▸ EXERCISE GOAL
Copy out the data below, all of it, exactly.

▸ RECORDS SHOWN
|---|
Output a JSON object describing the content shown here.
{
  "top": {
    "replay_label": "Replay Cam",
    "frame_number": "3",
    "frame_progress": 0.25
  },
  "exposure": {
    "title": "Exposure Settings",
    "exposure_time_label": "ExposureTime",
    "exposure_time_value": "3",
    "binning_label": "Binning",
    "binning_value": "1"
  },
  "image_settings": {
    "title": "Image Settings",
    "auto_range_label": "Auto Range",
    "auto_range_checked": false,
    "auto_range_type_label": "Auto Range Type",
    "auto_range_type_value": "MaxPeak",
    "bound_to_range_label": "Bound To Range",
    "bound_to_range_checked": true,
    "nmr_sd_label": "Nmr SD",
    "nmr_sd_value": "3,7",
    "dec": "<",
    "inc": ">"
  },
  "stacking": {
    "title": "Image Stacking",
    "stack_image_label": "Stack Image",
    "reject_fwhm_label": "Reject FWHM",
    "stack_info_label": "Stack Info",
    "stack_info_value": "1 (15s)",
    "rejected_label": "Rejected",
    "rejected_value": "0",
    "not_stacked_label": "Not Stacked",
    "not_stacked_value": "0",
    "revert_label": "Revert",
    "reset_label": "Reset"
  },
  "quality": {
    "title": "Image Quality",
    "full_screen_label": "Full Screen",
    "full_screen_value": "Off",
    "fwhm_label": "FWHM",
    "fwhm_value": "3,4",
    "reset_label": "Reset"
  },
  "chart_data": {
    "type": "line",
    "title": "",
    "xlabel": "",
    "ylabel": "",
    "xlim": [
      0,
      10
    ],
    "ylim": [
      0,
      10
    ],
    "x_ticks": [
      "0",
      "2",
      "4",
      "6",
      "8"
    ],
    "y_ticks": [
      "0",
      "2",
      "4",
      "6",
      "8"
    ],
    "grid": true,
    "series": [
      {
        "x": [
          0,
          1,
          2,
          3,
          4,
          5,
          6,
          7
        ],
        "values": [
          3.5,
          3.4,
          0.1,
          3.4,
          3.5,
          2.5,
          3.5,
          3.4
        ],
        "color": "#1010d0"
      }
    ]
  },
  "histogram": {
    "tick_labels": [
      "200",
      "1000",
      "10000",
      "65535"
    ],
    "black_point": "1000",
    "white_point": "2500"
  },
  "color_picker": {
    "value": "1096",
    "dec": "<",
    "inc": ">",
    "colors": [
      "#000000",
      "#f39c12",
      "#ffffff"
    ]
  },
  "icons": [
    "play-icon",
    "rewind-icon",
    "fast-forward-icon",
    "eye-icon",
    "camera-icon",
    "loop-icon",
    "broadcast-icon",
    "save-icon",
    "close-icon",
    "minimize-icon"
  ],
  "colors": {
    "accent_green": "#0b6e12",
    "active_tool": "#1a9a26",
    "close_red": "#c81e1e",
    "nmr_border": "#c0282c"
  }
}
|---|
▸ WRITTEN SOLUTION
Output a JSON object describing the content shown here.
{
  "top": {
    "replay_label": "Replay Cam",
    "frame_number": "3",
    "frame_progress": 0.25
  },
  "exposure": {
    "title": "Exposure Settings",
    "exposure_time_label": "ExposureTime",
    "exposure_time_value": "3",
    "binning_label": "Binning",
    "binning_value": "1"
  },
  "image_settings": {
    "title": "Image Settings",
    "auto_range_label": "Auto Range",
    "auto_range_checked": false,
    "auto_range_type_label": "Auto Range Type",
    "auto_range_type_value": "MaxPeak",
    "bound_to_range_label": "Bound To Range",
    "bound_to_range_checked": true,
    "nmr_sd_label": "Nmr SD",
    "nmr_sd_value": "3,7",
    "dec": "<",
    "inc": ">"
  },
  "stacking": {
    "title": "Image Stacking",
    "stack_image_label": "Stack Image",
    "reject_fwhm_label": "Reject FWHM",
    "stack_info_label": "Stack Info",
    "stack_info_value": "1 (15s)",
    "rejected_label": "Rejected",
    "rejected_value": "0",
    "not_stacked_label": "Not Stacked",
    "not_stacked_value": "0",
    "revert_label": "Revert",
    "reset_label": "Reset"
  },
  "quality": {
    "title": "Image Quality",
    "full_screen_label": "Full Screen",
    "full_screen_value": "Off",
    "fwhm_label": "FWHM",
    "fwhm_value": "3,4",
    "reset_label": "Reset"
  },
  "chart_data": {
    "type": "line",
    "title": "",
    "xlabel": "",
    "ylabel": "",
    "xlim": [
      0,
      10
    ],
    "ylim": [
      0,
      10
    ],
    "x_ticks": [
      "0",
      "2",
      "4",
      "6",
      "8"
    ],
    "y_ticks": [
      "0",
      "2",
      "4",
      "6",
      "8"
    ],
    "grid": true,
    "series": [
      {
        "x": [
          0,
          1,
          2,
          3,
          4,
          5,
          6,
          7
        ],
        "values": [
          3.5,
          3.4,
          0.1,
          3.4,
          3.5,
          2.5,
          3.5,
          3.4
        ],
        "color": "#1010d0"
      }
    ]
  },
  "histogram": {
    "tick_labels": [
      "200",
      "1000",
      "10000",
      "65535"
    ],
    "black_point": "1000",
    "white_point": "2500"
  },
  "color_picker": {
    "value": "1096",
    "dec": "<",
    "inc": ">",
    "colors": [
      "#000000",
      "#f39c12",
      "#ffffff"
    ]
  },
  "icons": [
    "play-icon",
    "rewind-icon",
    "fast-forward-icon",
    "eye-icon",
    "camera-icon",
    "loop-icon",
    "broadcast-icon",
    "save-icon",
    "close-icon",
    "minimize-icon"
  ],
  "colors": {
    "accent_green": "#0b6e12",
    "active_tool": "#1a9a26",
    "close_red": "#c81e1e",
    "nmr_border": "#c0282c"
  }
}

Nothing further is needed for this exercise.